Cloud computing, to put it simply, is Internet-based computing allowing the details of such computing to be abstracted (think “hidden away”) from users having no need (or desire) to know about them. The very use of the “cloud” metaphor implies that, when diagramming a computing solution, any items placed within a fluffy cloud in the diagramming model can safely be abstracted away without giving thought to their internal operations.

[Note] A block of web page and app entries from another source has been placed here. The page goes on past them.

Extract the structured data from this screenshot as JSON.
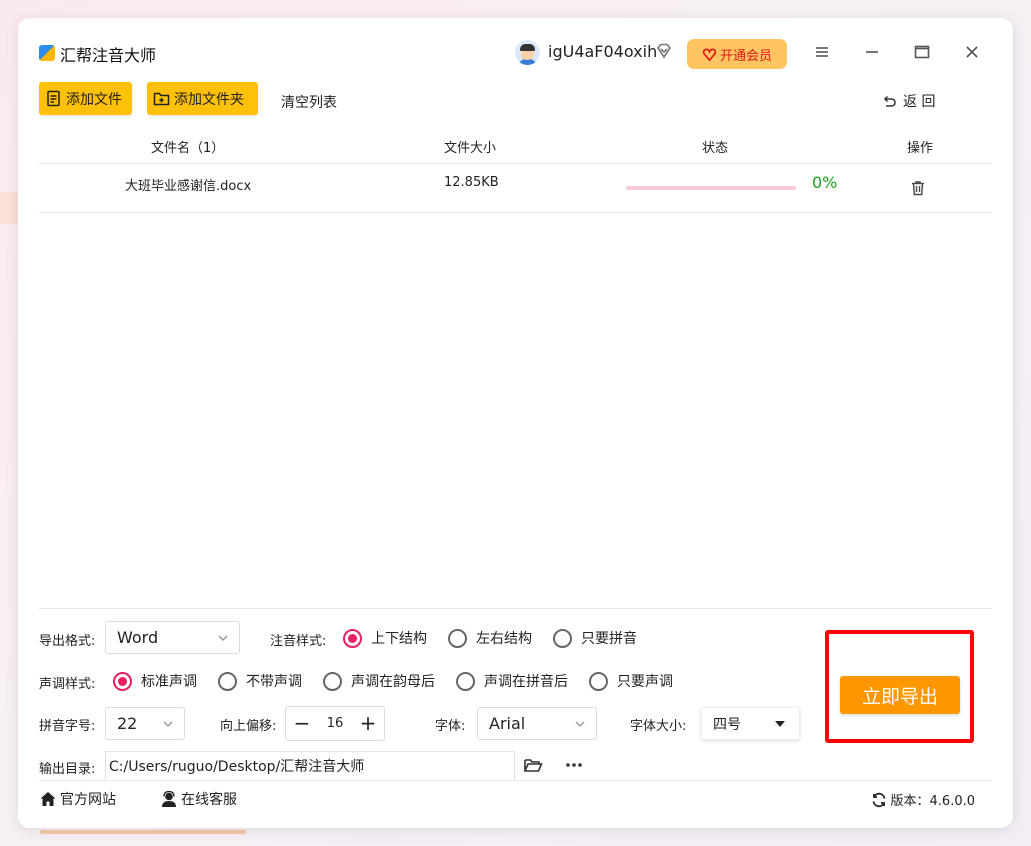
{
  "app": {
    "title": "汇帮注音大师",
    "username": "igU4aF04oxih",
    "vip_label": "开通会员"
  },
  "toolbar": {
    "add_file": "添加文件",
    "add_folder": "添加文件夹",
    "clear_list": "清空列表",
    "back": "返 回"
  },
  "table": {
    "columns": [
      "文件名（1）",
      "文件大小",
      "状态",
      "操作"
    ],
    "rows": [
      {
        "name": "大班毕业感谢信.docx",
        "size": "12.85KB",
        "progress_text": "0%",
        "progress": 0
      }
    ]
  },
  "settings": {
    "export_format_label": "导出格式:",
    "export_format_value": "Word",
    "annotation_style_label": "注音样式:",
    "annotation_options": [
      "上下结构",
      "左右结构",
      "只要拼音"
    ],
    "annotation_selected": 0,
    "tone_style_label": "声调样式:",
    "tone_options": [
      "标准声调",
      "不带声调",
      "声调在韵母后",
      "声调在拼音后",
      "只要声调"
    ],
    "tone_selected": 0,
    "pinyin_size_label": "拼音字号:",
    "pinyin_size_value": "22",
    "offset_label": "向上偏移:",
    "offset_value": "16",
    "font_label": "字体:",
    "font_value": "Arial",
    "font_size_label": "字体大小:",
    "font_size_value": "四号",
    "output_dir_label": "输出目录:",
    "output_dir_value": "C:/Users/ruguo/Desktop/汇帮注音大师"
  },
  "export_button": "立即导出",
  "footer": {
    "website": "官方网站",
    "support": "在线客服",
    "version": "版本：4.6.0.0"
  },
  "colors": {
    "accent_yellow": "#ffc107",
    "export_orange": "#ff9800",
    "radio_pink": "#e91e63",
    "progress_green": "#1aa01a",
    "highlight_red": "#ff0000"
  }
}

Resources of all sorts, be it hardware and/or software, can be accessed from “within the cloud” anywhere a user has Internet access. Some users take advantage of cloud computing simply to access services such as email (think Google’s GMail) where other more advanced users may create an entire server-room replacement in the cloud. One of the greatest advantages of cloud-based computing is that resources may be scaled up or down almost immediately to accommodate present needs. It can also be more cost-effective as users need not purchase any hardware components, pay for utility bills, nor perform any maintenance or operation costs.
Aside from obvious heavy-hitters like Amazon and Google, there are several other companies in the game worth mentioning:
AT&T – One of the champions of the telecommunication industry, AT&T has geared up to provide what is calls “Synaptic Compute as a Service,” a service delivering pay-as-you-go cloud computing and access to virtual servers. With this service, users provide and manage applications and databases while AT&T provides and manages the virtualization infrastructure (network, servers, and storage). Synaptic Compute as a Service is offered with no upfront fees, no termination fees, and no commitment.
Appistry – Appistry’s CloudIQ platform, according to their own website, “applies cloud architectures to large-scale data storage and processing challenges”. Their CloudIQ platofrm enables what they call “computational storage,” a technology that unifies applications and data that are traditionally separate entities. They claim this technology “allows enterprises to quickly turn raw data into actionable intelligence faster, better, and cheaper than ever before.”
Appscale – Of course there are open source clouding computing solutions out there, and AppScale is one of them. AppScale is an open-source platform for Google App Engine applications allowing users to deploy and monitor their apps without the burdens and drawbacks of a closed-source solution. They have already gained a lot of interest and, being open-source, are sure to gain more in the near future.
Rackspace – As one of the heroes of the web hosting industry, Rackspace has already developed a name for itself. It only makes sense for them to extend their business direction into the cloud computing arena. Their three key cloud-based solutions, cloudservers, cloudfiles, and cloudsites have already been successfully serving over 40,000 customers to date.
salesforce – Claiming to be “The leader in customer relationship management (CRM) & cloud computing,” salesforce provides cloud computing services via their Sales Cloud 2, Service Cloud 2, Chatter, and Force.com services.